Wouldn’t it be great to have peace of mind knowing your children are eating the right foods? I would love that.
Unfortunately, what goes into our kids’ bodies is one of the few things they fully control (along with what comes out of it), so I, personally, do not have that luxury. That is why I focus on a handful of foods considered “brain foods,” that help my kids stay sharp throughout the day. Once those habits are formed, I can move on to bigger and even more nutrient things.
WebMD highlights seven smart foods that help kids stay sharp and assist in brain development:
If your child already likes eggs, you’re off to a good start. Try combining them with a whole grain like a tortilla or bread to energize your child without a sugar crash. Another option is to put ham, cheese, and an egg on a whole grain mini bagel for a filling breakfast.
A full-fat Greek yogurt has more protein than other yogurts and can keep the brain in good form sending and receiving information. One way to make it more fun is to provide mix-ins with your child’s lunch or snack like a fiber cereal, fruit, or dark chocolate chips.
Greens can be a tough one to serve kids, so try mixing it in with other foods. You can put spinach or kale into smoothies, add spinach to omelets or pasta sauce, or make kale chips.
If these options aren’t flying with your children, mix broccoli or asparagus into everyday dishes like pasta with marinara sauce. Check out these 20 recipes on delish.com.
Fish is a good source of vitamin D and omega 3s. Options are salmon, tuna, and sardines. I have a hard time getting my kids to eat anything, so I buy the organic fish sticks from Ian’s.
“The more omega–3s we can get to the brain, the better it will function and the better kids will be able to focus,” says Bonnie Taub-Dix, RD, author of Read It Before You Eat It.
One of the best ways to serve fish to kids is to let them believe they’re not eating it. This easy tuna patties recipe on allrecipes.com presents the fish like a tasty crab cake.
Nuts and Seeds
Nuts and seeds will help boost your child’s mood to keep the nervous system in check. Protein, fatty acids, vitamins and minerals are also a plus. Peanut butter it the go-to option for parents, but almonds, sunflower seeds, or a variety of spreads.
This is a significantly better option than sugary cereals that children load up on at the beginning of the day. Mix oatmeal with cinnamon or other fruits to make it more exciting. The protein and fiber help keep the heart and brain arteries clear.
If you are fighting a losing battle when it comes to serving your child oatmeal, check out these different ways to present it on hellowonderful.com.
Apples and Plums
Apples and plums are easy to pack in a lunch box and contain quercetin, an antioxidant that may fight decline in mental skills. You can pack these fruits alone or pack a tub of peanut butter with cut-up apples to get two brain foods in one.
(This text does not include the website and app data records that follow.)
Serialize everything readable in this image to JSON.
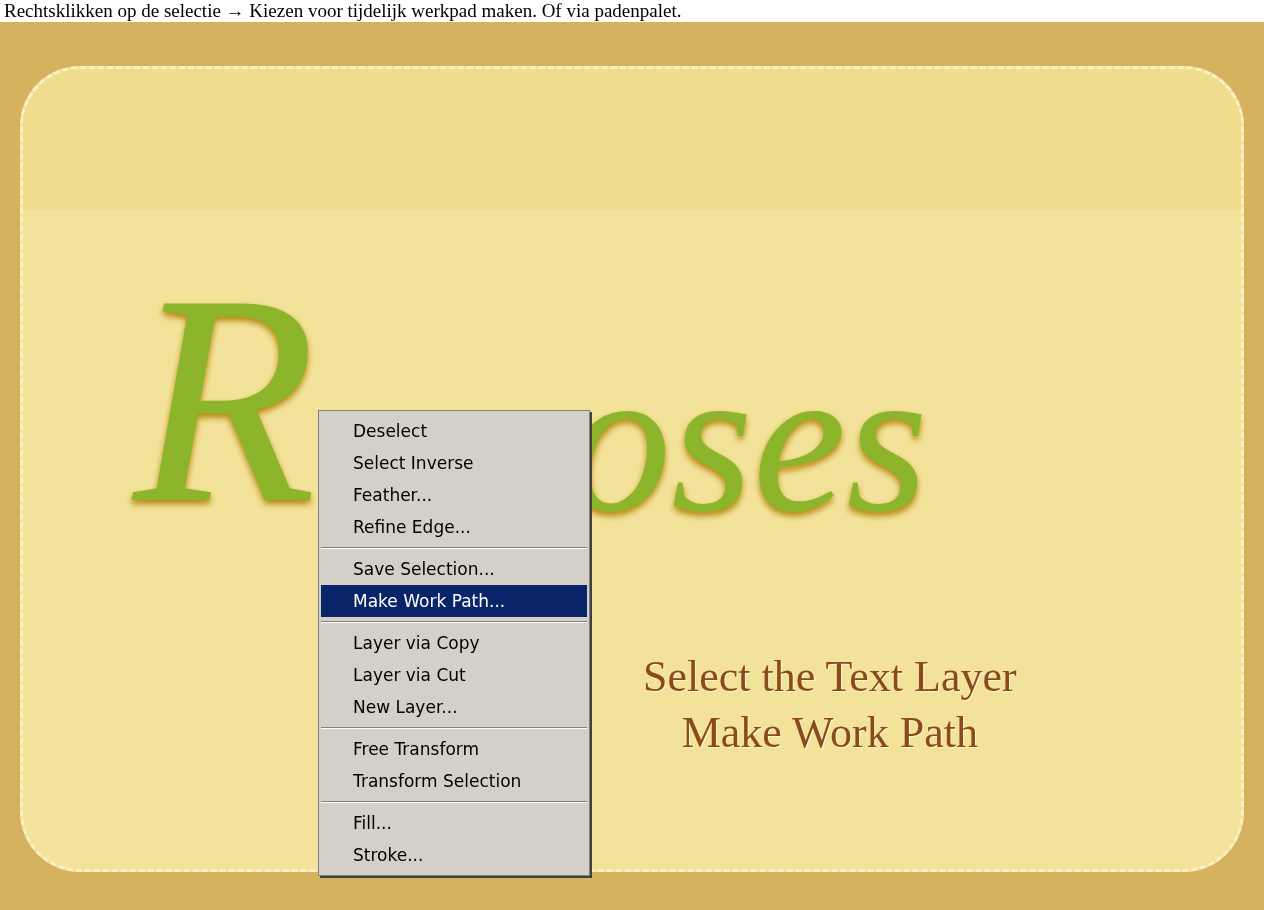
{
  "caption": "Rechtsklikken op de selectie → Kiezen voor tijdelijk werkpad maken. Of via padenpalet.",
  "canvas": {
    "title_letters": [
      "R",
      "oses"
    ],
    "instructions": [
      "Select the Text Layer",
      "Make Work Path"
    ]
  },
  "context_menu": {
    "items": [
      {
        "kind": "item",
        "label": "Deselect",
        "selected": false
      },
      {
        "kind": "item",
        "label": "Select Inverse",
        "selected": false
      },
      {
        "kind": "item",
        "label": "Feather...",
        "selected": false
      },
      {
        "kind": "item",
        "label": "Refine Edge...",
        "selected": false
      },
      {
        "kind": "separator"
      },
      {
        "kind": "item",
        "label": "Save Selection...",
        "selected": false
      },
      {
        "kind": "item",
        "label": "Make Work Path...",
        "selected": true
      },
      {
        "kind": "separator"
      },
      {
        "kind": "item",
        "label": "Layer via Copy",
        "selected": false
      },
      {
        "kind": "item",
        "label": "Layer via Cut",
        "selected": false
      },
      {
        "kind": "item",
        "label": "New Layer...",
        "selected": false
      },
      {
        "kind": "separator"
      },
      {
        "kind": "item",
        "label": "Free Transform",
        "selected": false
      },
      {
        "kind": "item",
        "label": "Transform Selection",
        "selected": false
      },
      {
        "kind": "separator"
      },
      {
        "kind": "item",
        "label": "Fill...",
        "selected": false
      },
      {
        "kind": "item",
        "label": "Stroke...",
        "selected": false
      }
    ]
  }
}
If your child is willing to eat prunes instead of plums, that is another lunchbox-friendly option that still contains the skin, which is the nutrient-heavy part of the fruit.